But while Microsoft introduces the world to Vista, Apple is keeping mum about its next version of Mac OS X, which Steve Jobs has said will ship at about the same time as Vista.
It is the Intel-ready Leopard, not Tiger, that will be Apples answer to Windows Vista.
With the first Vista beta, Microsoft seems to have taken many cues from Mac OS X with the user interface and features, right down to some of the terminology.
Even some of Vistas icons are amazingly similar to those in Tiger.
For instance, theres the interface names, Apples Aqua and Microsofts Aero.
In Vista, "My Documents" and "My Computer" are now "Computer" and "Documents," as they are in Mac OS X.
The search icon in the Vista beta is almost identical to Tigers Spotlight icon, except that the magnifying glass turns the other way.
Vista buttons and other interface details have a shiny bulbous look similar to those in Mac OS X.
The more-advanced Aero Glass option uses translucent window title bars, a handy feature of Mac OS X that Apple dropped with Panther, but is still used in the Dock.
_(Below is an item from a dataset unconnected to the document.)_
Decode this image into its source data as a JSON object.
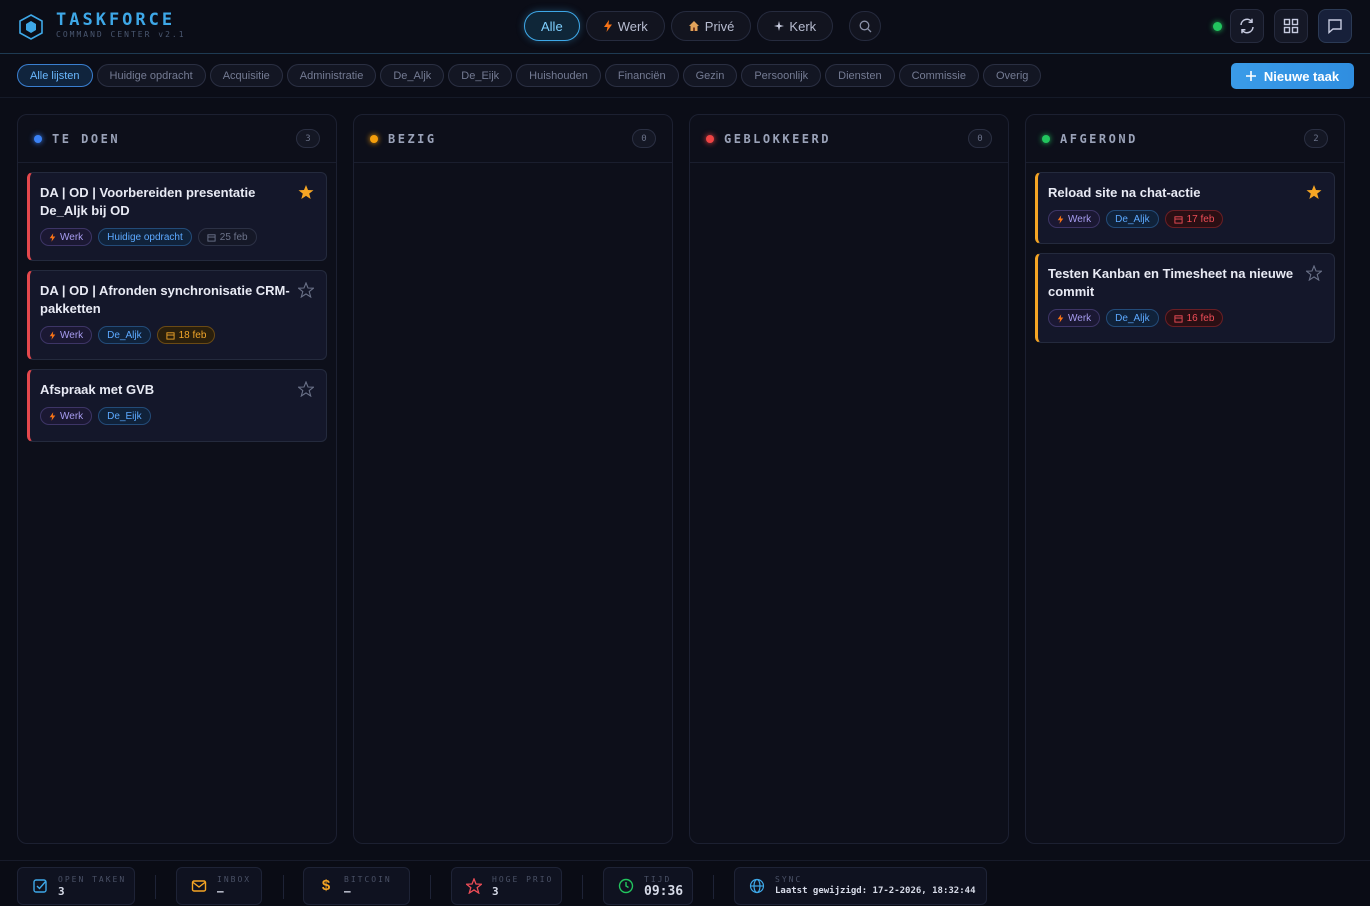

Vista does, however, have some nice touches that Tiger doesnt. Vista places previews of documents right on file icons. These are more sophisticated than the thumbnails that Photoshop creates, as they update as the file is changed. Tiger can display previews of graphic files, but not text-based files.
Vistas folders display a representation of the type of files inside. Dialog boxes for saving files and other tasks use these thumbnails. Tiger does not have the ability to automatically display thumbnails on folder icons.
The Vista icons and previews are scalable to different sizes and can scale up to 128 by 128 pixels.
File Management and Searching
Many of Vistas file management features will be familiar to Tiger users, but Vista goes further in file management techniques.
Vista folder windows have a search-as-you-type search field, a feature that Mac OS X has had since Jaguar in 2002, but which became dramatically faster in Tiger with the Spotlight search engine.
Spotlight also added the searching of the contents of various types of files and e-mail messages, as well as searching on metadata.
Vistas search engine can do all of this as well, and lets you add metadata in Windows Explorer.
You can add metadata in Tiger, using the Spotlight field in the Get Info window, but Vista offers multiple fields for keywords, rating, project and others.
Vista also borrows Tigers Smart folders, calling them Virtual Folders. This feature automatically creates shortcut files based on criteria set by the user and places them in a folder. (Tigers Smart Folder does this with aliases.)
Vista adds the idea of stacks, where files that use a certain keyword are listed. When you add a file to the stack, the keyword is automatically added to the stack.
Vista will also have file management features that neither Tiger nor Windows XP has. A new backup system will record incremental changes to a file and copy them to a protected area.
One of the useful features that Mac OS X has always had is that PDF is built into its core.
PDF is used for displaying and printing files, and Mac OS X has the ability to turn any document created by any application into a PDF file.
With Windows Vista, Microsoft will attempt to do the same, but not with PDF.
Vista will use a new universal format called Metro, based on XML, for viewing and printing files. The aim is consistency of documents on screen and in print.
This is something that Mac OS has always been superior to Windows, even before Mac OS X. It remains to be seen how successful Metro will be.